Last month I reviewed the YOPO lens kit for the iPhone 6+/6s+. You can read about that at this link. I was terribly dissatisfied with the quality of the images the kit produced. To be frank, they were just so poor as to be unusable.
The ōlloclip 2x Telephoto with Wide Angle and Macro was recently recommended to me. While you will see issues, I personally find the image quality to be significantly better than the YOPO. Additionally, the ōlloclip comes with a polarizing filter. If you’ve shot much around bright, reflective water, you know that’s a handy filter to have. It fits all three of the lens combinations on the ōlloclip.
I’m showing a photo of the ōlloclip on a strap you can wear around your neck.

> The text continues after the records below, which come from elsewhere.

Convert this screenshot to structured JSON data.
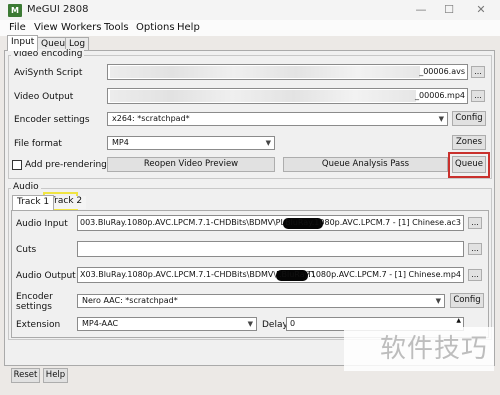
{
  "window": {
    "title": "MeGUI 2808",
    "app_icon_text": "M",
    "minimize_glyph": "—",
    "maximize_glyph": "☐",
    "close_glyph": "✕"
  },
  "menu": [
    "File",
    "View",
    "Workers",
    "Tools",
    "Options",
    "Help"
  ],
  "tabs": [
    "Input",
    "Queue",
    "Log"
  ],
  "video": {
    "group_label": "Video encoding",
    "avisynth_label": "AviSynth Script",
    "avisynth_value_tail": "_00006.avs",
    "output_label": "Video Output",
    "output_value_tail": "_00006.mp4",
    "encoder_label": "Encoder settings",
    "encoder_value": "x264: *scratchpad*",
    "config_label": "Config",
    "format_label": "File format",
    "format_value": "MP4",
    "zones_label": "Zones",
    "prerender_label": "Add pre-rendering job",
    "reopen_label": "Reopen Video Preview",
    "analysis_label": "Queue Analysis Pass",
    "queue_label": "Queue",
    "dots": "..."
  },
  "audio": {
    "group_label": "Audio",
    "tracks": [
      "Track 1",
      "Track 2"
    ],
    "input_label": "Audio Input",
    "input_value_start": "003.BluRay.1080p.AVC.LPCM.7.1-CHDBits\\BDMV\\PLAYLIST\\",
    "input_value_end": ".BluRay.1080p.AVC.LPCM.7 - [1] Chinese.ac3",
    "cuts_label": "Cuts",
    "output_label": "Audio Output",
    "output_value_start": "X03.BluRay.1080p.AVC.LPCM.7.1-CHDBits\\BDMV\\PLAYLIST\\",
    "output_value_end": ".BluRay.1080p.AVC.LPCM.7 - [1] Chinese.mp4",
    "encoder_label_1": "Encoder",
    "encoder_label_2": "settings",
    "encoder_value": "Nero AAC: *scratchpad*",
    "config_label": "Config",
    "extension_label": "Extension",
    "extension_value": "MP4-AAC",
    "delay_label": "Delay",
    "delay_value": "0"
  },
  "bottom": {
    "reset_label": "Reset",
    "help_label": "Help"
  },
  "watermark": "软件技巧"
}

It also comes with a keychain ring to add it to your keys or whatever. It’s small and not at all heavy.
All of the images below are un-retouched. I shot most of them from very close to the same locations for the 2 series. This first image, however, was not shot in the center of the room as were several others. Without thinking, I centered myself on the fireplace.
Below is the same location from which the YOPO images were shot.
To use the macro lens, you simply unscrew the wide angle lens. This is a shot of the small plastic lens cover for the wide angle lens. It’s about the size of a nickel. The depth of field does not seem as shallow with the ōlloclip macro as I recall the YOPO.
Using the 2x telephoto lens pinches the image in toward its center with some blurring on the outer reaches. As I recall, the YOPO telephoto was significantly more powerful, bringing the viewer directly in front of the bricks but was so blurry as to be unusable.
Again, on the image below, you see the fireplace pulling in toward the center. It’s a perfect rectangle.
The wide angle lens has a bit of image distortion, as wide angle lenses tend to do.
Unfortunately, the outside light was intense. On this shot I stood more in the center of the room than the fireplace itself. The lens creates a bit of a bulge effect from the center—again, very common in wide angle lenses.
I personally think the ground glass of the ōlloclip lens creates a superior overall image quality: less blur, less distortion, less darkness. I would actually use this for day-to-day, add-to-my-journal shooting.
The lens adapter is small and pops onto the phone easily. While you want to check, I found that slipping the lens in the correct position over the phone’s camera’s lens was easily accomplished without any need to fiddle and get just so-so.
However, if the rumor mill can be believed, the iPhone 7 will make these lens adaptors unnecessary. Time will tell.